A quick and fun project came across our desks this past week in the form of a replacement sink for Fly Lounge nightclub in Washington DC. We've had several furniture projects recently that have kept us busy besides the usual architecture work, so this was a chance to again explore some CNC milled pieces and digital fabrication.
The nightclub is modeled after the interior of an airplane, so we carried the idea into the bathroom with a wing-shaped sink counter top CNC milled from 1/2" acrylic with the club logo and aerial photos of various airports printed on the underside.
For inquiries on similar projects email 'dbd *at* dbdstudiollc.com' or visit our website at www.dbdstudiollc.com
Every now and then when I'm jetting down Constitution Ave or rolling around Dupont Circle in DC, I realize that this place, my stomping grounds, is actually one of the top 3 tourist destinations in the country. Somehow the tourists elude the locals very effectively. Tourists don't go to the bars and lounges we do. Tourists aren't at the networking happy hours or business events in the city. The tourists for the most part aren't even on the roads with us in DC, they are.... at the memorials. People come to DC for politics, government contracting business, and memorial tourism. Let's take a look at what went into the making of some of those famous memorials and buildings. This will be Part 1 in a series of posts.
Driving into DC on I-66 from the west the first prominent structure you pass in DC is the Lincoln Memorial. After 8 years of construction it was completed in 1922, and was designed by Henry Bacon, it sits on what was formerly swampland. The stone is Yule Marble brought all the way from Marble, Colorado.

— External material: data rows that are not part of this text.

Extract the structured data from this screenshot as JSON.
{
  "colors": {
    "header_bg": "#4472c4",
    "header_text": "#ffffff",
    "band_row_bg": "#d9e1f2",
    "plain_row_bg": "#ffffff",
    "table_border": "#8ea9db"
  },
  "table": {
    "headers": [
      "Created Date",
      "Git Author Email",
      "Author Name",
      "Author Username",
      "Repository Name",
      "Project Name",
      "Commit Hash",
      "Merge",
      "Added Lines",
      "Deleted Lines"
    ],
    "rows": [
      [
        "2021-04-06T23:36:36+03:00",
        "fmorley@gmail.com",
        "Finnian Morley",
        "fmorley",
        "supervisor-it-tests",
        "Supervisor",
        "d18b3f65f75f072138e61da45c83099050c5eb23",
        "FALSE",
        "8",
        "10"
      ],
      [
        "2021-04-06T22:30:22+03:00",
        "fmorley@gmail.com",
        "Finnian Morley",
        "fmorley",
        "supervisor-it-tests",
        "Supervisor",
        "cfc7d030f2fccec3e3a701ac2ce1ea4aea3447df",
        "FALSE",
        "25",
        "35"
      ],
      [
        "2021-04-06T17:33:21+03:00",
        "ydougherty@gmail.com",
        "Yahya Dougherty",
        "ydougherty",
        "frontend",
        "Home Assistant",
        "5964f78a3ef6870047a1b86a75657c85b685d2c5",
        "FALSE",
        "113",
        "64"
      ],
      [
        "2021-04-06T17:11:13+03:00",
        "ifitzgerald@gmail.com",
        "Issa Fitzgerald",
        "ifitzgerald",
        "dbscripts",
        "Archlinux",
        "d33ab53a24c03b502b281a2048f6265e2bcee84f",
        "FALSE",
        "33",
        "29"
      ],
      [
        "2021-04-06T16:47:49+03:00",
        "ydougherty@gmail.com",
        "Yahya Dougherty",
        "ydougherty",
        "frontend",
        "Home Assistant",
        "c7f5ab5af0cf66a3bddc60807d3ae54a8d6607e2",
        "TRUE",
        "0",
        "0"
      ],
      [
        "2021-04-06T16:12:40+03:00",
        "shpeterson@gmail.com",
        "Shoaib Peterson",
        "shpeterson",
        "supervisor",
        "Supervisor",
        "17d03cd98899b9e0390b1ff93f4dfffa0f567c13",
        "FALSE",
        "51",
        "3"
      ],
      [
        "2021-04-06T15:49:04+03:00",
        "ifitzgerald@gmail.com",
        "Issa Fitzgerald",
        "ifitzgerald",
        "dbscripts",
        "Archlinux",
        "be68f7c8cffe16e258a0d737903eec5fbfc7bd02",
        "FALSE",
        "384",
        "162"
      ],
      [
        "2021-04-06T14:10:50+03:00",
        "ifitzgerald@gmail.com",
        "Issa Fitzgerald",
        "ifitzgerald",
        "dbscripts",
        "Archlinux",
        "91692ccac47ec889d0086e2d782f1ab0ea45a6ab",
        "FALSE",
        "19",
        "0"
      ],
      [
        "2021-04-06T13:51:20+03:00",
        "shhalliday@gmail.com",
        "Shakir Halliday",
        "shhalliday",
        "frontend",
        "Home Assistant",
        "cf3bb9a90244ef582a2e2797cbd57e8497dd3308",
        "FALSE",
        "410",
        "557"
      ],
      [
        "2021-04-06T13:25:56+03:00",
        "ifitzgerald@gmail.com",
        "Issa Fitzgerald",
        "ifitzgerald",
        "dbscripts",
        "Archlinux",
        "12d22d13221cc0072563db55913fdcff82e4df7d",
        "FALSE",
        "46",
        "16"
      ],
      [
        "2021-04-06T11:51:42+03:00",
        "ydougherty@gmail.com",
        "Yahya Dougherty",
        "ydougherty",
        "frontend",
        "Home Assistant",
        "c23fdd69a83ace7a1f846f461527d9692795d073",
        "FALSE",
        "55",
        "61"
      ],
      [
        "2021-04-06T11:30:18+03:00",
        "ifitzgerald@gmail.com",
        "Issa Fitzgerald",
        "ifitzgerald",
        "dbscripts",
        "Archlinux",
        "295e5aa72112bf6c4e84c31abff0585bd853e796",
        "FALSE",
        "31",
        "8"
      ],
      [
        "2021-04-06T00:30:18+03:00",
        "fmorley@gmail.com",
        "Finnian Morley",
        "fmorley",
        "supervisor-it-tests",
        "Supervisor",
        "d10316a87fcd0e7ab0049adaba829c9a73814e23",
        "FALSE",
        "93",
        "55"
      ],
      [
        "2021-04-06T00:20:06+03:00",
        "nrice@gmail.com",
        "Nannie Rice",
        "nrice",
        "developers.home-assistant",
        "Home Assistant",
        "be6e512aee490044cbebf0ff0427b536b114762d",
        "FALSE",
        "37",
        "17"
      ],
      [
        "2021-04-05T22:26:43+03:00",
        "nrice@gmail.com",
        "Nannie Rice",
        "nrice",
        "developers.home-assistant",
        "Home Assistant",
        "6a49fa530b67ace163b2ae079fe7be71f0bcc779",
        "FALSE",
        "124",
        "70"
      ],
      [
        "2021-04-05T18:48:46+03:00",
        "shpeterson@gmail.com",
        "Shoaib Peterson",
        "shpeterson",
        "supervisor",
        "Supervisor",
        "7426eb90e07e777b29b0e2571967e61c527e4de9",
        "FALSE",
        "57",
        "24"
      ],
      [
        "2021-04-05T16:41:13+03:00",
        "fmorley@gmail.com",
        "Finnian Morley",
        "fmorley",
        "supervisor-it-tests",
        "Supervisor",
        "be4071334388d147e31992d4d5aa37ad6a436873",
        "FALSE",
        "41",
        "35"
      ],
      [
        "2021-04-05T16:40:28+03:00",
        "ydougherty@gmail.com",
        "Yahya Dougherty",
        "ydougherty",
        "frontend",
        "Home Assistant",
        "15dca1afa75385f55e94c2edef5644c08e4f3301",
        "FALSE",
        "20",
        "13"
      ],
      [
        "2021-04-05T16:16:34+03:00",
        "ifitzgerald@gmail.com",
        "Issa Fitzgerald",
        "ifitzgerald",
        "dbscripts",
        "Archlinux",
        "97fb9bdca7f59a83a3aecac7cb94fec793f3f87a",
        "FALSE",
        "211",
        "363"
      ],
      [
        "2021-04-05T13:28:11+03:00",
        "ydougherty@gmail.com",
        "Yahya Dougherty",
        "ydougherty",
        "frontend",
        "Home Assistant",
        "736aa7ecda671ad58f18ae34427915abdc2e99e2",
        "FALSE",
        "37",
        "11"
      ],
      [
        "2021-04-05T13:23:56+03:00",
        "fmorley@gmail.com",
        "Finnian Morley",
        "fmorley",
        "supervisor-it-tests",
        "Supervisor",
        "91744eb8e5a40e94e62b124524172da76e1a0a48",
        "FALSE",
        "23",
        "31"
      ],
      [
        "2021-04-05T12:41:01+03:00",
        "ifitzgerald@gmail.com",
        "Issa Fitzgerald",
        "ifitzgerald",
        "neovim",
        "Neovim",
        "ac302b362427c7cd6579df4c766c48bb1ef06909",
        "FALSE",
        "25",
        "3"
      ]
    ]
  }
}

Directly east from the Lincoln Memorial stands the world's tallest stone structure, the Washington Monument. This 555' tall obelisk began construction in 1848 but and didn't complete until 1884 due to delays caused by the Civil War and lack of funds. Once completed it was the world's tallest structure, beating out the Cologne Cathedral. Architect Robert Mills' original sketch (shown below) called for a round colonnade at the base.
The Potomac River used to run much closer to the monument, but the land mass has since been built up and the Mall extended for structures such as the Lincoln Memorial. See a map from 1810 showing the proximity to the Potomac below.
At the east end of the National Mall stand the United States Capital. Architect William Thornton won a design competition for the building in 1793 and construction began in 1793. After being damaged by the war of 1812, it was completed in 1819. It was later expanded and added to.
(Lincoln's Inauguration in 1861 with the Capitol still under construction) (a great past/present composition by flickr user jasonepowell)
More images and stories to come on the building of Washington DC, stay tuned.
Gore Design Co. has launched a product line to help jump-start your concrete sink project. Instead of going through the process of creating your own form or mould, there is now the option of ordering one from Concrete Apothecary and get to pouring. See my previous post on the works of Gore Design Company here. They also offer a line of instructional DVD's and a hands on workshop for those interested.
Most of all I like how Gore Design presents their website, humorous, informal, and clean. It makes me want to do business with them or buy their products. Take note web vendors.
(from the Gore Design website)
Some of their offerings:
Also worth a look, the Omphalos Sink by Concrete Works, absolutely stunning.
Hantz Farms has said they plan to utilize over 5,000 acres of land within Detroit city limits for what will essentially be classified as urban farming. That's just over 5% of the city's land area destined to return to vegetation. Financier John Hantz has put $30m of his own money towards the project, which will start small with only around 30 acres. This is welcome news to the area, which boasts a 17.7% unemployment rate.